Spirit and Sound: A Concert Series presents:
Singing to Krishna in Court: Rethinking God, Gender, and Genre in North Indian Classical Music
Featuring performances by:
Ashwini Bhide Deshpande, lead vocalist
Sanjay Deshpande, Tabla
Tanmay Deochake, Harmonium
Followed by a panel discussion with:
Professor Akeel Bilgrahmi, Sidney Morgenbesser Professor of Philosophy, Columbia University
Professor Shayoni Mitra, Assistant Professor of Theater, Barnard College
Tyler Williams, PhD Candidate and Teaching Fellow at MESAAS, Columbia University
Hosted and curated by:
Yogi Trivedi, PhD candidate in Religion, Columbia University
Columbia University’s Institute for Religion, Culture, and Public Life presents Spirit and Sound: A Concert Series, four musical events throughout the 2013-14 academic year from different religious and cultural traditions, which broadly looks at how religion, faith, identity, community, and the political intermingle in the musical expressions of faith. Two concerts were presented in the fall: the first on the African-American Ring Shout, the second on Middle Eastern Religious music of Jewish, Islamic, and Christian traditions. This spring, Sound and Spirit will present an event on the Bhakti musical tradition in Hinduism, and an evening of Eastern Orthodox Christian music.
North Indian Classical or Hindustani Music has a long history of integration and syncretism. This multifarious identity, however, has commonly led musicians and scholars to think of Hindustani music in terms of binaries: religious or secular, bhakti or riti, classical or vernacular, textual or performative, Indic or Islamicate, Hindu or Muslim.
Join us for an intimate performance of and conversation about Hindustani Classical and Bhakti Music, in which we aim to rethink such a bifurcated classification and approach.
Ashwini Bhide Deshpande is one of the finest female vocalists in India today.
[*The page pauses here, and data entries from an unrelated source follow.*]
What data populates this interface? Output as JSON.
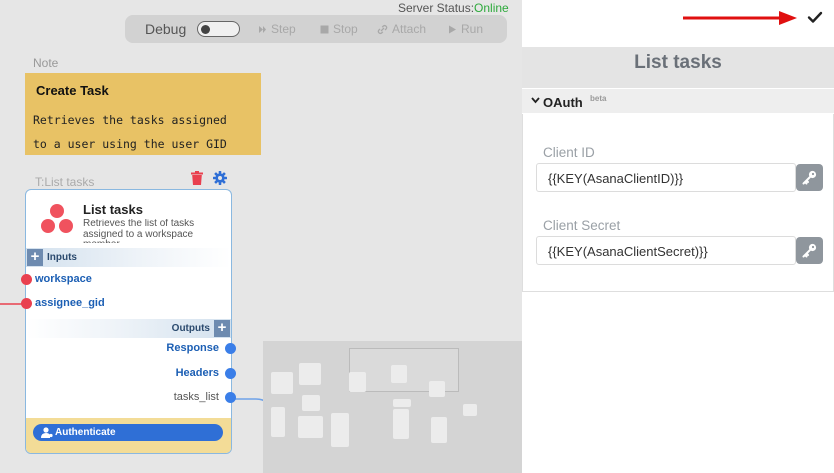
{
  "server": {
    "label": "Server Status:",
    "value": "Online"
  },
  "debug": {
    "label": "Debug",
    "buttons": [
      {
        "label": "Step",
        "icon": "step-icon"
      },
      {
        "label": "Stop",
        "icon": "stop-icon"
      },
      {
        "label": "Attach",
        "icon": "link-icon"
      },
      {
        "label": "Run",
        "icon": "play-icon"
      }
    ]
  },
  "note": {
    "label": "Note",
    "title": "Create Task",
    "body_line1": "Retrieves the tasks assigned",
    "body_line2": "to a user using the user GID"
  },
  "node": {
    "label": "T:List tasks",
    "title": "List tasks",
    "description": "Retrieves the list of tasks assigned to a workspace member",
    "inputs_label": "Inputs",
    "outputs_label": "Outputs",
    "inputs": [
      "workspace",
      "assignee_gid"
    ],
    "outputs": [
      "Response",
      "Headers",
      "tasks_list"
    ],
    "authenticate_label": "Authenticate"
  },
  "panel": {
    "title": "List tasks",
    "section_title": "OAuth",
    "section_badge": "beta",
    "client_id_label": "Client ID",
    "client_id_value": "{{KEY(AsanaClientID)}}",
    "client_secret_label": "Client Secret",
    "client_secret_value": "{{KEY(AsanaClientSecret)}}"
  },
  "colors": {
    "note_bg": "#e8c265",
    "online": "#2eaa3c",
    "port_input": "#e9404f",
    "port_output": "#3a7ee8",
    "auth_button": "#2f6fd6",
    "arrow": "#e01010"
  }
}
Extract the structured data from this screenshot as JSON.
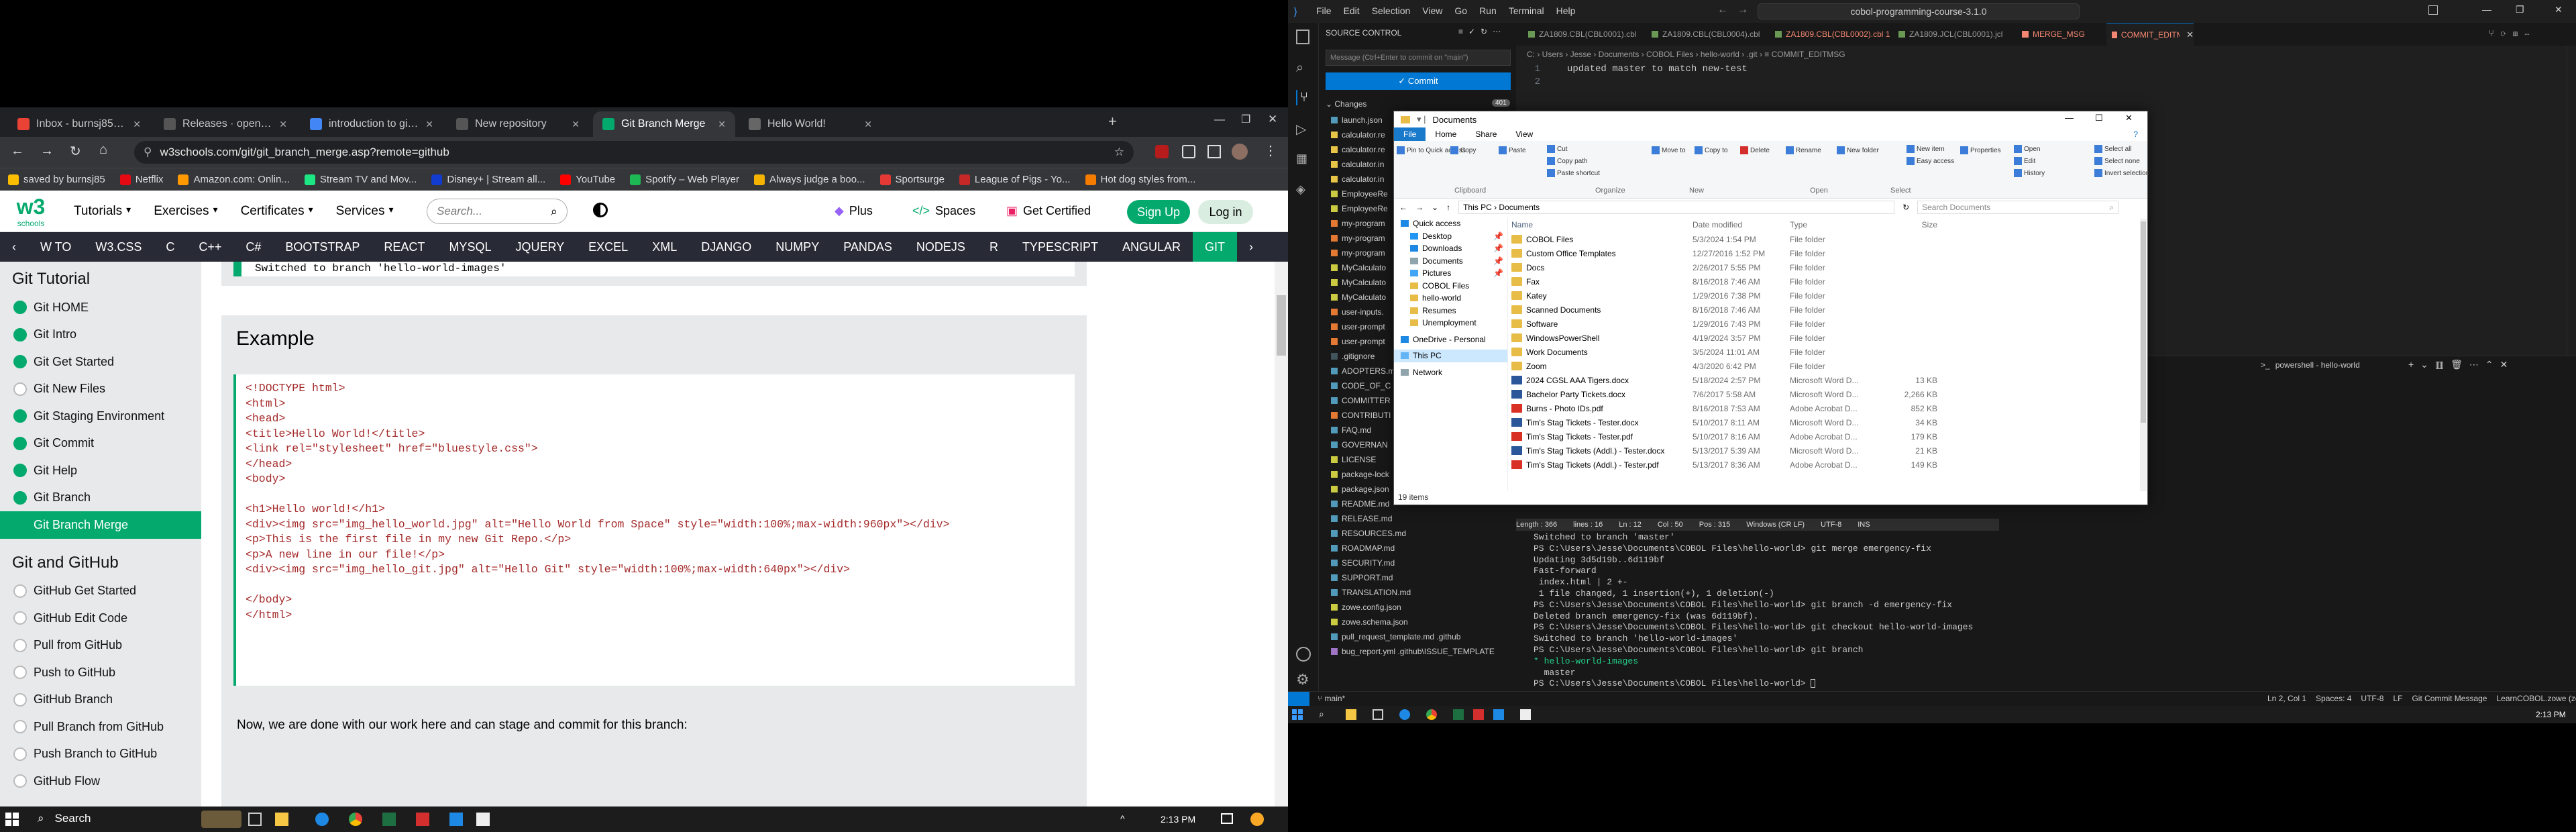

Her repertoire includes various genres of classical music, including khayal, thumri, bhajans, andabhangs, making her versatile, soulful performances an outstanding example of the syncretic formation of North Indian or Hindustani music, and an ideal case study of which to ask serious questions relating to religion, music, and public life in early modern, colonial, and contemporary India.
The performance will be followed by a panel discussion led by Yogi Trivedi, a Hindustani vocalist, journalist, and PhD Candidate in Religion at Columbia University.